### TASK TO COMPLETE
Below are some entries; reproduce them exactly and leave every picture out.
---
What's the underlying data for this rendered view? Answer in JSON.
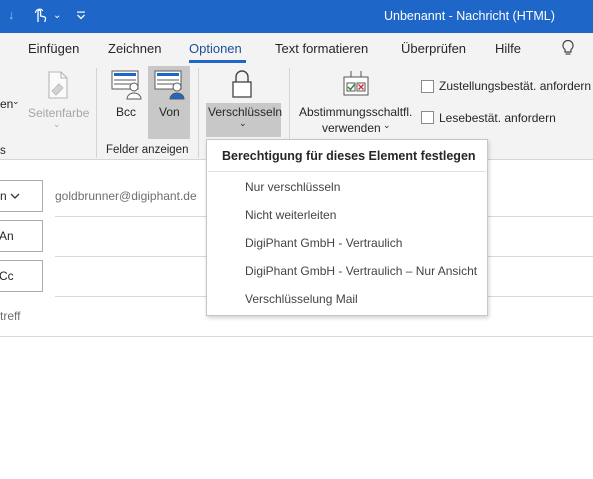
{
  "window": {
    "title": "Unbenannt  -  Nachricht (HTML)"
  },
  "tabs": [
    "Einfügen",
    "Zeichnen",
    "Optionen",
    "Text formatieren",
    "Überprüfen",
    "Hilfe"
  ],
  "active_tab": "Optionen",
  "ribbon": {
    "themes_partial_label": "en",
    "page_color_label": "Seitenfarbe",
    "themes_group_partial": "s",
    "bcc_label": "Bcc",
    "von_label": "Von",
    "show_fields_group": "Felder anzeigen",
    "encrypt_label": "Verschlüsseln",
    "voting_label_line1": "Abstimmungsschaltfl.",
    "voting_label_line2": "verwenden",
    "delivery_receipt_label": "Zustellungsbestät. anfordern",
    "read_receipt_label": "Lesebestät. anfordern"
  },
  "compose": {
    "from_button": "n",
    "from_value": "goldbrunner@digiphant.de",
    "to_button": "An",
    "cc_button": "Cc",
    "subject_label": "treff"
  },
  "encrypt_menu": {
    "header": "Berechtigung für dieses Element festlegen",
    "items": [
      "Nur verschlüsseln",
      "Nicht weiterleiten",
      "DigiPhant GmbH - Vertraulich",
      "DigiPhant GmbH - Vertraulich – Nur Ansicht",
      "Verschlüsselung Mail"
    ]
  },
  "colors": {
    "titlebar": "#1e66c7",
    "ribbon": "#f3f3f3",
    "selected": "#c8c8c8"
  }
}
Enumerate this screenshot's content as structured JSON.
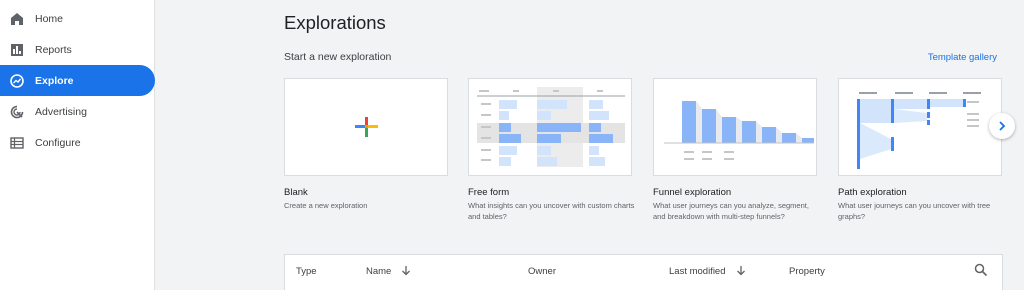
{
  "sidebar": {
    "items": [
      {
        "label": "Home",
        "icon": "home-icon"
      },
      {
        "label": "Reports",
        "icon": "bar-chart-icon"
      },
      {
        "label": "Explore",
        "icon": "explore-icon",
        "active": true
      },
      {
        "label": "Advertising",
        "icon": "advertising-icon"
      },
      {
        "label": "Configure",
        "icon": "configure-list-icon"
      }
    ],
    "active_color": "#1a73e8"
  },
  "main": {
    "title": "Explorations",
    "section_title": "Start a new exploration",
    "template_gallery_label": "Template gallery",
    "cards": [
      {
        "title": "Blank",
        "description": "Create a new exploration"
      },
      {
        "title": "Free form",
        "description": "What insights can you uncover with custom charts and tables?"
      },
      {
        "title": "Funnel exploration",
        "description": "What user journeys can you analyze, segment, and breakdown with multi-step funnels?"
      },
      {
        "title": "Path exploration",
        "description": "What user journeys can you uncover with tree graphs?"
      }
    ],
    "next_icon": "chevron-right-icon"
  },
  "table": {
    "columns": [
      "Type",
      "Name",
      "Owner",
      "Last modified",
      "Property"
    ],
    "search_icon": "search-icon"
  },
  "colors": {
    "accent": "#1a73e8",
    "chart_blue": "#8ab4f8",
    "chart_light": "#d2e3fc"
  }
}
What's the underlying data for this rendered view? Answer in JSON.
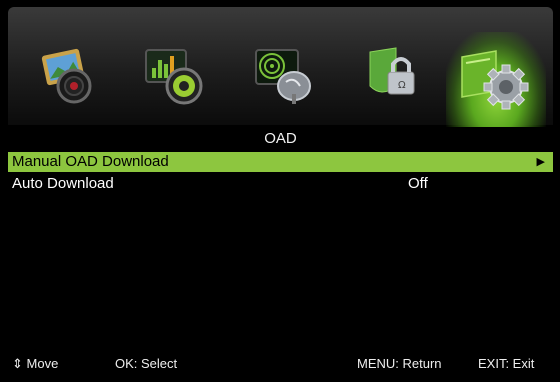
{
  "menu_icons": [
    {
      "name": "picture-menu-icon"
    },
    {
      "name": "sound-menu-icon"
    },
    {
      "name": "channel-menu-icon"
    },
    {
      "name": "lock-menu-icon"
    },
    {
      "name": "setup-menu-icon",
      "active": true
    }
  ],
  "page_title": "OAD",
  "items": [
    {
      "label": "Manual OAD Download",
      "value": "",
      "arrow": "▶",
      "selected": true
    },
    {
      "label": "Auto Download",
      "value": "Off",
      "selected": false
    }
  ],
  "footer": {
    "move_icon": "⇕",
    "move": "Move",
    "ok": "OK: Select",
    "menu": "MENU: Return",
    "exit": "EXIT: Exit"
  },
  "colors": {
    "accent": "#8dc63f",
    "background": "#000000"
  }
}
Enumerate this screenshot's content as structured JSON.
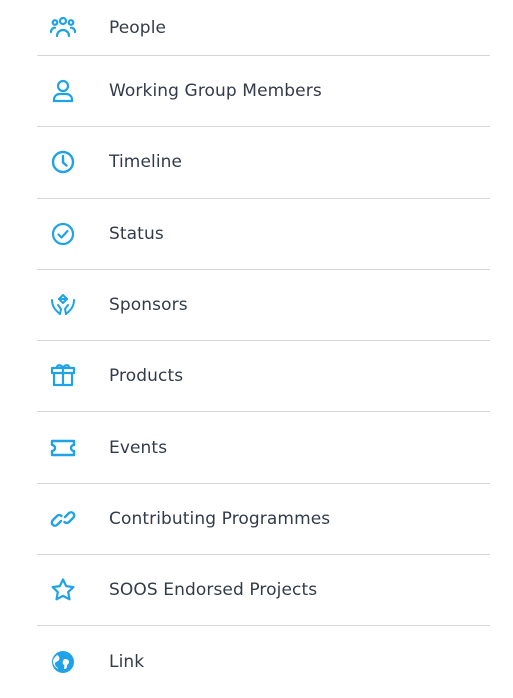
{
  "accent_color": "#1fa2e8",
  "menu": {
    "items": [
      {
        "label": "People",
        "icon": "people-icon"
      },
      {
        "label": "Working Group Members",
        "icon": "person-icon"
      },
      {
        "label": "Timeline",
        "icon": "clock-icon"
      },
      {
        "label": "Status",
        "icon": "check-circle-icon"
      },
      {
        "label": "Sponsors",
        "icon": "hands-diamond-icon"
      },
      {
        "label": "Products",
        "icon": "box-icon"
      },
      {
        "label": "Events",
        "icon": "ticket-icon"
      },
      {
        "label": "Contributing Programmes",
        "icon": "link-icon"
      },
      {
        "label": "SOOS Endorsed Projects",
        "icon": "star-icon"
      },
      {
        "label": "Link",
        "icon": "globe-icon"
      }
    ]
  }
}
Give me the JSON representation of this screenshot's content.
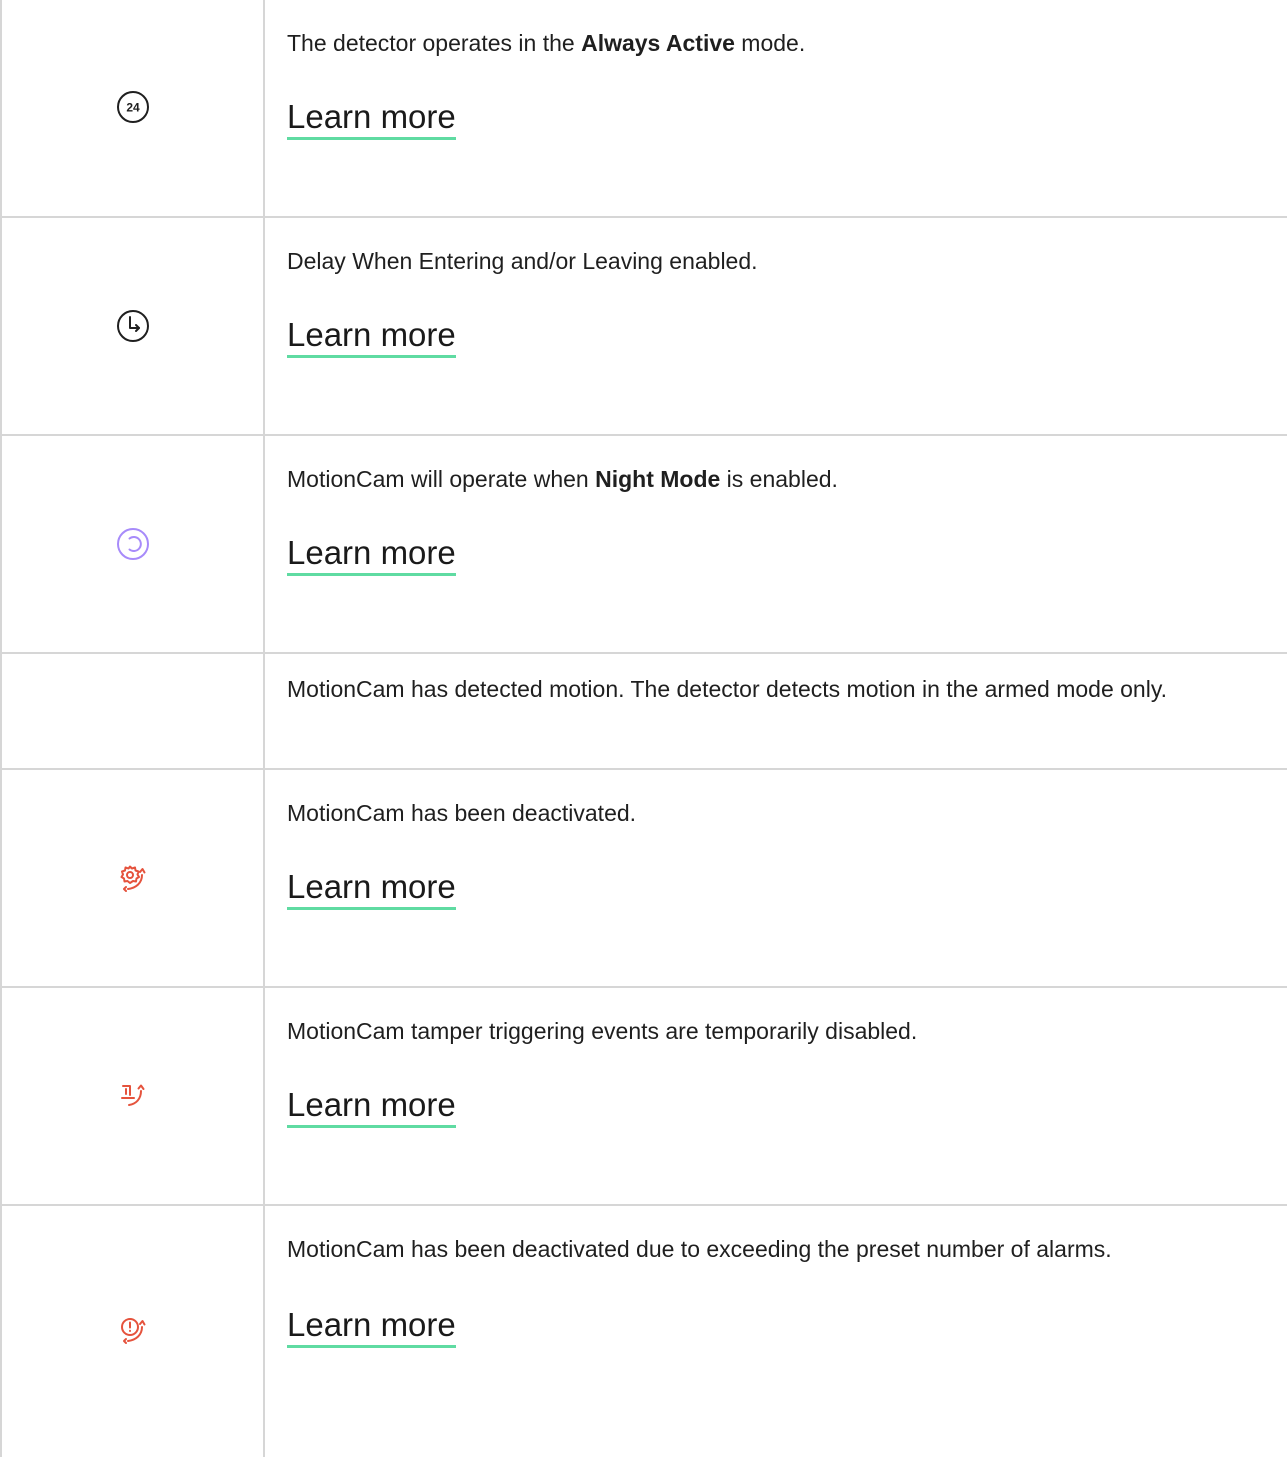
{
  "colors": {
    "border": "#d6d6d6",
    "link_underline": "#5fdba2",
    "night_mode_icon": "#a78bfa",
    "alert_icon": "#e5533d",
    "default_icon": "#1f1f1f"
  },
  "rows": [
    {
      "icon": "24-hour-icon",
      "icon_text": "24",
      "desc_before": "The detector operates in the ",
      "desc_bold": "Always Active",
      "desc_after": " mode.",
      "link": "Learn more"
    },
    {
      "icon": "clock-delay-icon",
      "desc_before": "Delay When Entering and/or Leaving enabled.",
      "desc_bold": "",
      "desc_after": "",
      "link": "Learn more"
    },
    {
      "icon": "night-mode-icon",
      "desc_before": "MotionCam will operate when ",
      "desc_bold": "Night Mode",
      "desc_after": " is enabled.",
      "link": "Learn more"
    },
    {
      "icon": "",
      "desc_before": "MotionCam has detected motion. The detector detects motion in the armed mode only.",
      "desc_bold": "",
      "desc_after": "",
      "link": ""
    },
    {
      "icon": "deactivated-gear-icon",
      "desc_before": "MotionCam has been deactivated.",
      "desc_bold": "",
      "desc_after": "",
      "link": "Learn more"
    },
    {
      "icon": "tamper-disabled-icon",
      "desc_before": "MotionCam tamper triggering events are temporarily disabled.",
      "desc_bold": "",
      "desc_after": "",
      "link": "Learn more"
    },
    {
      "icon": "alarm-limit-deactivated-icon",
      "desc_before": "MotionCam has been deactivated due to exceeding the preset number of alarms.",
      "desc_bold": "",
      "desc_after": "",
      "link": "Learn more"
    }
  ]
}
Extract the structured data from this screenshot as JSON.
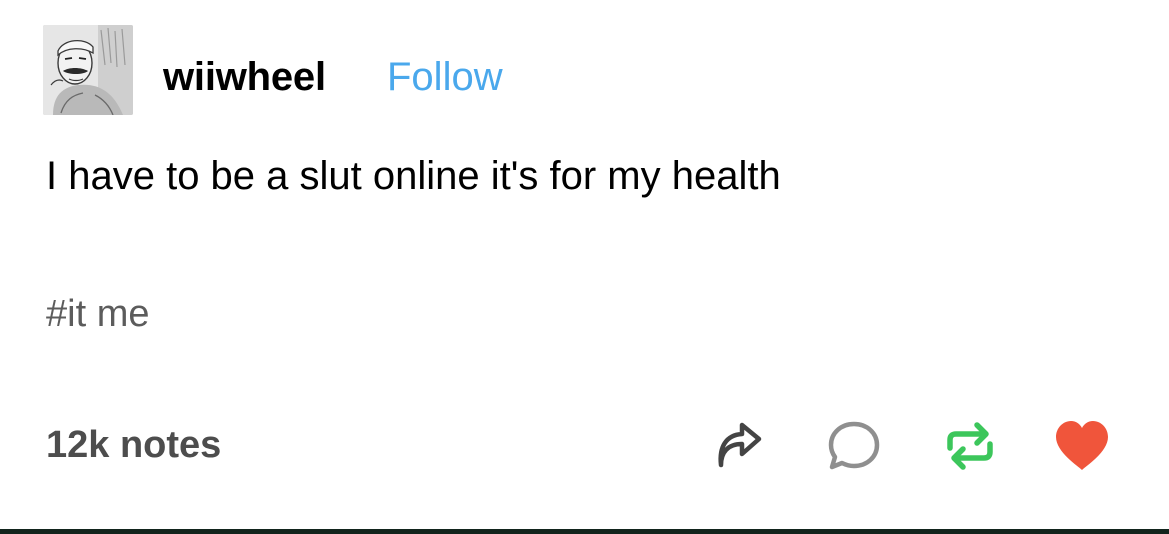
{
  "post": {
    "username": "wiiwheel",
    "follow_label": "Follow",
    "body": "I have to be a slut online it's for my health",
    "tag": "#it me",
    "notes": "12k notes"
  },
  "icons": {
    "avatar": "avatar-image",
    "share": "share-arrow-icon",
    "reply": "reply-bubble-icon",
    "reblog": "reblog-icon",
    "like": "heart-icon"
  },
  "colors": {
    "follow": "#4aa8ec",
    "reblog": "#3cc65b",
    "like": "#f0553b",
    "icon_gray": "#444444"
  }
}
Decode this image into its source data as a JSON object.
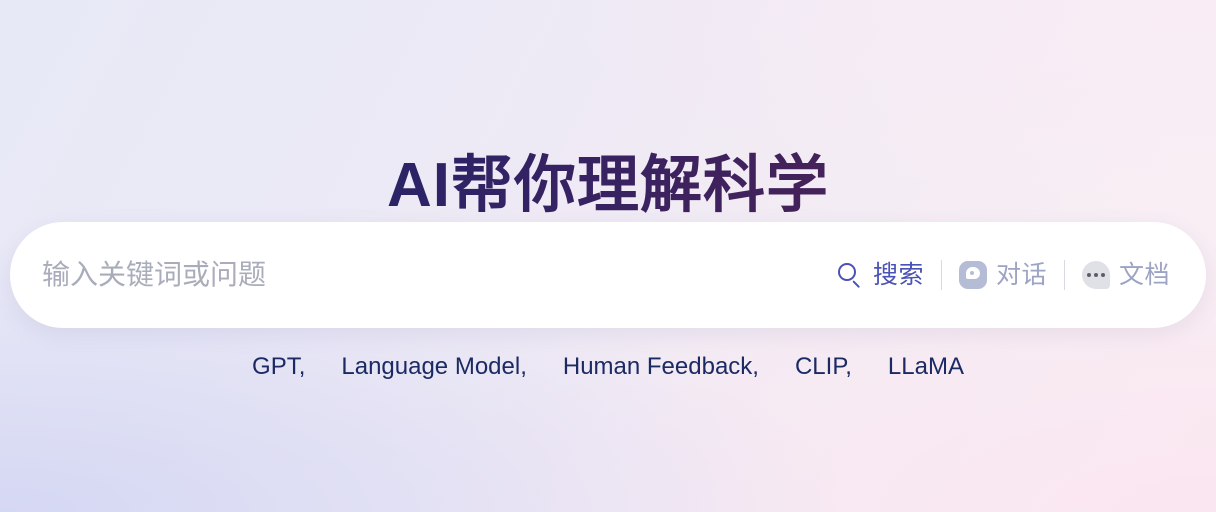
{
  "hero": {
    "title": "AI帮你理解科学"
  },
  "search": {
    "placeholder": "输入关键词或问题",
    "value": "",
    "actions": [
      {
        "label": "搜索",
        "icon": "search-icon",
        "state": "active"
      },
      {
        "label": "对话",
        "icon": "chat-bubble-icon",
        "state": "muted"
      },
      {
        "label": "文档",
        "icon": "ellipsis-bubble-icon",
        "state": "muted"
      }
    ]
  },
  "keywords": [
    {
      "label": "GPT,"
    },
    {
      "label": "Language Model,"
    },
    {
      "label": "Human Feedback,"
    },
    {
      "label": "CLIP,"
    },
    {
      "label": "LLaMA"
    }
  ],
  "colors": {
    "title_gradient_start": "#182863",
    "title_gradient_end": "#56234c",
    "active_action": "#4a52b5",
    "muted_action": "#9da3c3",
    "keyword": "#1b2a63",
    "placeholder": "#a9adbb",
    "bar_background": "#ffffff",
    "page_gradient_start": "#e8e9f7",
    "page_gradient_end": "#f9eef3"
  }
}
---
### WRITTEN ANSWER
What's the underlying data for this rendered view? Answer in JSON.
{
  "window": {
    "title": "Unbenannt  -  Nachricht (HTML)"
  },
  "tabs": [
    "Einfügen",
    "Zeichnen",
    "Optionen",
    "Text formatieren",
    "Überprüfen",
    "Hilfe"
  ],
  "active_tab": "Optionen",
  "ribbon": {
    "themes_partial_label": "en",
    "page_color_label": "Seitenfarbe",
    "themes_group_partial": "s",
    "bcc_label": "Bcc",
    "von_label": "Von",
    "show_fields_group": "Felder anzeigen",
    "encrypt_label": "Verschlüsseln",
    "voting_label_line1": "Abstimmungsschaltfl.",
    "voting_label_line2": "verwenden",
    "delivery_receipt_label": "Zustellungsbestät. anfordern",
    "read_receipt_label": "Lesebestät. anfordern"
  },
  "compose": {
    "from_button": "n",
    "from_value": "goldbrunner@digiphant.de",
    "to_button": "An",
    "cc_button": "Cc",
    "subject_label": "treff"
  },
  "encrypt_menu": {
    "header": "Berechtigung für dieses Element festlegen",
    "items": [
      "Nur verschlüsseln",
      "Nicht weiterleiten",
      "DigiPhant GmbH - Vertraulich",
      "DigiPhant GmbH - Vertraulich – Nur Ansicht",
      "Verschlüsselung Mail"
    ]
  },
  "colors": {
    "titlebar": "#1e66c7",
    "ribbon": "#f3f3f3",
    "selected": "#c8c8c8"
  }
}
Enumerate this screenshot's content as structured JSON.
{
  "sidebar": {
    "items": [
      {
        "label": "Home",
        "icon": "home-icon"
      },
      {
        "label": "Reports",
        "icon": "bar-chart-icon"
      },
      {
        "label": "Explore",
        "icon": "explore-icon",
        "active": true
      },
      {
        "label": "Advertising",
        "icon": "advertising-icon"
      },
      {
        "label": "Configure",
        "icon": "configure-list-icon"
      }
    ],
    "active_color": "#1a73e8"
  },
  "main": {
    "title": "Explorations",
    "section_title": "Start a new exploration",
    "template_gallery_label": "Template gallery",
    "cards": [
      {
        "title": "Blank",
        "description": "Create a new exploration"
      },
      {
        "title": "Free form",
        "description": "What insights can you uncover with custom charts and tables?"
      },
      {
        "title": "Funnel exploration",
        "description": "What user journeys can you analyze, segment, and breakdown with multi-step funnels?"
      },
      {
        "title": "Path exploration",
        "description": "What user journeys can you uncover with tree graphs?"
      }
    ],
    "next_icon": "chevron-right-icon"
  },
  "table": {
    "columns": [
      "Type",
      "Name",
      "Owner",
      "Last modified",
      "Property"
    ],
    "search_icon": "search-icon"
  },
  "colors": {
    "accent": "#1a73e8",
    "chart_blue": "#8ab4f8",
    "chart_light": "#d2e3fc"
  }
}
What's the underlying data for this rendered view? Answer in JSON.
{
  "menu_icons": [
    {
      "name": "picture-menu-icon"
    },
    {
      "name": "sound-menu-icon"
    },
    {
      "name": "channel-menu-icon"
    },
    {
      "name": "lock-menu-icon"
    },
    {
      "name": "setup-menu-icon",
      "active": true
    }
  ],
  "page_title": "OAD",
  "items": [
    {
      "label": "Manual OAD Download",
      "value": "",
      "arrow": "▶",
      "selected": true
    },
    {
      "label": "Auto Download",
      "value": "Off",
      "selected": false
    }
  ],
  "footer": {
    "move_icon": "⇕",
    "move": "Move",
    "ok": "OK: Select",
    "menu": "MENU: Return",
    "exit": "EXIT: Exit"
  },
  "colors": {
    "accent": "#8dc63f",
    "background": "#000000"
  }
}
Enumerate this screenshot's content as structured JSON.
{
  "accent_color": "#1fa2e8",
  "menu": {
    "items": [
      {
        "label": "People",
        "icon": "people-icon"
      },
      {
        "label": "Working Group Members",
        "icon": "person-icon"
      },
      {
        "label": "Timeline",
        "icon": "clock-icon"
      },
      {
        "label": "Status",
        "icon": "check-circle-icon"
      },
      {
        "label": "Sponsors",
        "icon": "hands-diamond-icon"
      },
      {
        "label": "Products",
        "icon": "box-icon"
      },
      {
        "label": "Events",
        "icon": "ticket-icon"
      },
      {
        "label": "Contributing Programmes",
        "icon": "link-icon"
      },
      {
        "label": "SOOS Endorsed Projects",
        "icon": "star-icon"
      },
      {
        "label": "Link",
        "icon": "globe-icon"
      }
    ]
  }
}
Give me the JSON representation of this screenshot's content.
{
  "colors": {
    "border": "#d6d6d6",
    "link_underline": "#5fdba2",
    "night_mode_icon": "#a78bfa",
    "alert_icon": "#e5533d",
    "default_icon": "#1f1f1f"
  },
  "rows": [
    {
      "icon": "24-hour-icon",
      "icon_text": "24",
      "desc_before": "The detector operates in the ",
      "desc_bold": "Always Active",
      "desc_after": " mode.",
      "link": "Learn more"
    },
    {
      "icon": "clock-delay-icon",
      "desc_before": "Delay When Entering and/or Leaving enabled.",
      "desc_bold": "",
      "desc_after": "",
      "link": "Learn more"
    },
    {
      "icon": "night-mode-icon",
      "desc_before": "MotionCam will operate when ",
      "desc_bold": "Night Mode",
      "desc_after": " is enabled.",
      "link": "Learn more"
    },
    {
      "icon": "",
      "desc_before": "MotionCam has detected motion. The detector detects motion in the armed mode only.",
      "desc_bold": "",
      "desc_after": "",
      "link": ""
    },
    {
      "icon": "deactivated-gear-icon",
      "desc_before": "MotionCam has been deactivated.",
      "desc_bold": "",
      "desc_after": "",
      "link": "Learn more"
    },
    {
      "icon": "tamper-disabled-icon",
      "desc_before": "MotionCam tamper triggering events are temporarily disabled.",
      "desc_bold": "",
      "desc_after": "",
      "link": "Learn more"
    },
    {
      "icon": "alarm-limit-deactivated-icon",
      "desc_before": "MotionCam has been deactivated due to exceeding the preset number of alarms.",
      "desc_bold": "",
      "desc_after": "",
      "link": "Learn more"
    }
  ]
}
Extract the structured data from this screenshot as JSON.
{
  "post": {
    "username": "wiiwheel",
    "follow_label": "Follow",
    "body": "I have to be a slut online it's for my health",
    "tag": "#it me",
    "notes": "12k notes"
  },
  "icons": {
    "avatar": "avatar-image",
    "share": "share-arrow-icon",
    "reply": "reply-bubble-icon",
    "reblog": "reblog-icon",
    "like": "heart-icon"
  },
  "colors": {
    "follow": "#4aa8ec",
    "reblog": "#3cc65b",
    "like": "#f0553b",
    "icon_gray": "#444444"
  }
}
Decode this image into its source data as a JSON object.
{
  "hero": {
    "title": "AI帮你理解科学"
  },
  "search": {
    "placeholder": "输入关键词或问题",
    "value": "",
    "actions": [
      {
        "label": "搜索",
        "icon": "search-icon",
        "state": "active"
      },
      {
        "label": "对话",
        "icon": "chat-bubble-icon",
        "state": "muted"
      },
      {
        "label": "文档",
        "icon": "ellipsis-bubble-icon",
        "state": "muted"
      }
    ]
  },
  "keywords": [
    {
      "label": "GPT,"
    },
    {
      "label": "Language Model,"
    },
    {
      "label": "Human Feedback,"
    },
    {
      "label": "CLIP,"
    },
    {
      "label": "LLaMA"
    }
  ],
  "colors": {
    "title_gradient_start": "#182863",
    "title_gradient_end": "#56234c",
    "active_action": "#4a52b5",
    "muted_action": "#9da3c3",
    "keyword": "#1b2a63",
    "placeholder": "#a9adbb",
    "bar_background": "#ffffff",
    "page_gradient_start": "#e8e9f7",
    "page_gradient_end": "#f9eef3"
  }
}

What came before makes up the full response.